CERTIORARI TO THE UNITED STATES COURT OF APPEALS FOR THE DISTRICT OF COLUMBIA.
Vinson, Black, Reed, Frankfurter, Douglas, Murphy, Jackson, Rutledge, Burton
MR. JUSTICE FRANKFURTER delivered the opinion of the Court.
This is an action brought in a United States District Court to enjoin interference with a business, and the question is whether the complaint subjects that court to the limitations imposed by the Norris-LaGuardia Act upon its equity jurisdiction.
This is the substance of the complaint. Respondent owns a delicatessen store which sells food and serves meals. She obtained bread for the delicatessen store from Hinkle's bakery. Deliveries were made by a driver, an employee of Hinkle and a member of Local Union No. 33, one of the petitioners. The driver delivered the bread at noon, which inconvenienced the respondent, since the checking of deliveries at that hour interfered with the serving of lunches. Respondent "required" the driver to bring the bread at another hour. Shortly thereafter, Hinkle informed the respondent that it would no longer furnish her with bakery products. And so, respondent made arrangements with another bakery, which delivered at a more convenient hour.
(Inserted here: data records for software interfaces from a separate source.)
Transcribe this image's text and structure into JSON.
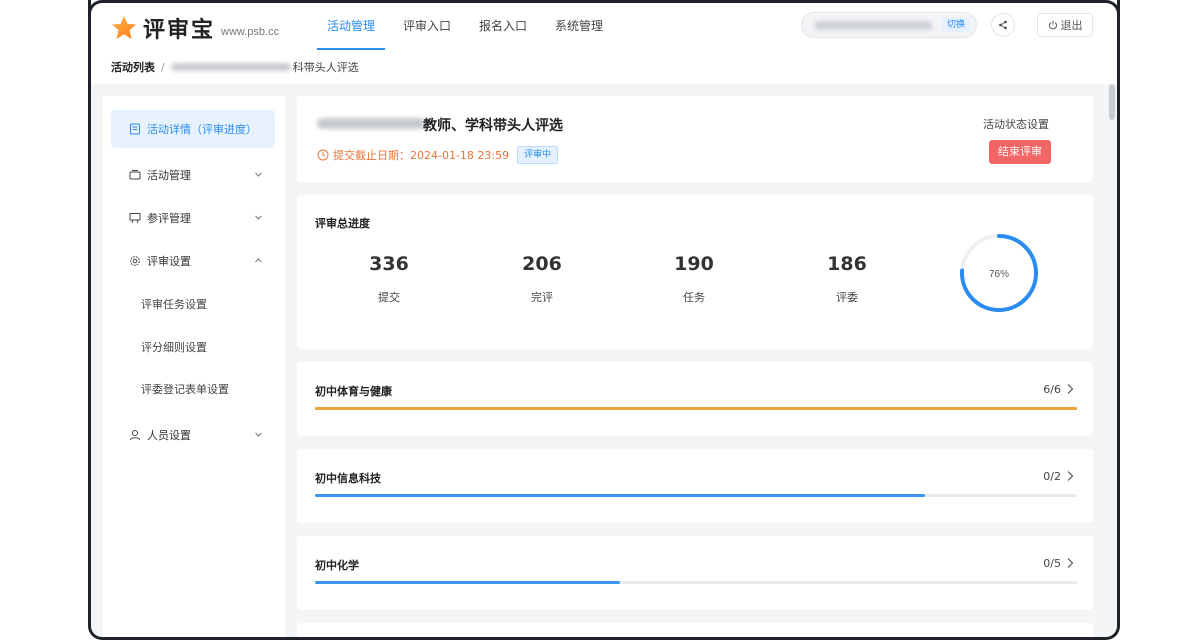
{
  "header": {
    "logo_text": "评审宝",
    "logo_url": "www.psb.cc",
    "nav": [
      {
        "label": "活动管理",
        "active": true
      },
      {
        "label": "评审入口",
        "active": false
      },
      {
        "label": "报名入口",
        "active": false
      },
      {
        "label": "系统管理",
        "active": false
      }
    ],
    "switch_label": "切换",
    "logout_label": "退出"
  },
  "breadcrumb": {
    "first": "活动列表",
    "separator": "/",
    "last": "科带头人评选"
  },
  "sidebar": {
    "items": [
      {
        "label": "活动详情（评审进度）",
        "icon": "document-icon",
        "active": true
      },
      {
        "label": "活动管理",
        "icon": "folder-icon",
        "chevron": "down"
      },
      {
        "label": "参评管理",
        "icon": "presentation-icon",
        "chevron": "down"
      },
      {
        "label": "评审设置",
        "icon": "gear-icon",
        "chevron": "up"
      },
      {
        "label": "人员设置",
        "icon": "user-icon",
        "chevron": "down"
      }
    ],
    "sub_items": [
      "评审任务设置",
      "评分细则设置",
      "评委登记表单设置"
    ]
  },
  "activity": {
    "title": "教师、学科带头人评选",
    "deadline_label": "提交截止日期：2024-01-18 23:59",
    "status_tag": "评审中",
    "status_setting_label": "活动状态设置",
    "end_button": "结束评审"
  },
  "progress": {
    "title": "评审总进度",
    "stats": [
      {
        "value": "336",
        "label": "提交"
      },
      {
        "value": "206",
        "label": "完评"
      },
      {
        "value": "190",
        "label": "任务"
      },
      {
        "value": "186",
        "label": "评委"
      }
    ],
    "percent_label": "76%",
    "percent": 0.76
  },
  "categories": [
    {
      "name": "初中体育与健康",
      "count": "6/6",
      "progress": 1.0,
      "color": "#e8a43b"
    },
    {
      "name": "初中信息科技",
      "count": "0/2",
      "progress": 0.8,
      "color": "#3a95ee"
    },
    {
      "name": "初中化学",
      "count": "0/5",
      "progress": 0.4,
      "color": "#3a95ee"
    }
  ],
  "colors": {
    "accent": "#2a8cf0",
    "danger": "#f46565",
    "warning": "#e8743b"
  }
}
Three weeks later, the petitioner Andre, president of the union, visited the delicatessen store and stated that the respondent owed the driver approximately $150 and requested immediate payment. Respondent replied that she had never had dealings with the driver, but had paid Hinkle directly by check, and would pay the bill in due course. Andre replied that the payment would have to be made to the driver in full; furthermore, that if the respondent did not cease carrying a certain non-union article of food he noticed on display, delivery of bread, milk, and other products necessary to the respondent's business would be cut off. Shortly thereafter the respondent sent a check to Hinkle for the balance of her bill. It was returned by the union, with a letter signed by Andre asserting that the payment was owed to its
member, the driver, and could not be accepted. The following day, the bakery which had been serving respondent after Hinkle had stopped doing so, ceased to deal with her, explaining that the union had threatened otherwise "to pull out all its drivers." Through an effective boycott, the union kept the respondent from obtaining bread from other bakeries or retail stores. The delicatessen store was also picketed.
The complaint prayed for temporary and permanent injunctions against the boycott and other interference with respondent's business, the payment of damages, and the usual catch-all relief. Petitioners moved to dismiss the action on the ground that the controversy as set forth in the complaint involved a "labor dispute" under the Norris-LaGuardia Act, 47 Stat. 70, 29 U. S. C. §§ 101 et seq. Respondent filed an "answer to motion to dismiss," attached to which were affidavits, including one of Benjamin Wagshal, manager of the delicatessen store, elaborating the incidents narrated in the complaint. Among other matters set forth, he stated that payment for bread purchased from Hinkle had always been made by check sent directly to Hinkle and was never made to a driver, and that neither the union nor any of its drivers had ever previously questioned this practice; that Andre had asserted by mail and at the delicatessen store that the check which the respondent had sent to Hinkle was $12.22 short of the amount owed; and that the non-union item on sale to which Andre had objected was not a subject of controversy but merely an excuse for Andre's attempt, on his visit to the delicatessen store, to enforce his demands concerning the bill, and that in any event its sale had been discontinued.
The District Court granted an injunction pendente lite, restraining the petitioners from interfering with respondent's business or preventing sale and delivery of bakery products to the respondent, by boycott and picketing.
At the same time, it denied the petitioners' motion to dismiss. Petitioners filed a notice of appeal to the Court of Appeals for the District of Columbia, and respondents moved to dismiss the appeal.
If this case does not involve a "labor dispute" under the Norris-LaGuardia Act, an appeal as of right could not be had in the Court of Appeals for the District of Columbia. 31 Stat. 1189, 1225, as amended, D.C. Code (1940) § 17-101. However, § 10 of the Norris-LaGuardia Act, 47 Stat. 70, 72, 29 U. S. C. § 110, provides for immediate review of an order granting or denying "any temporary ...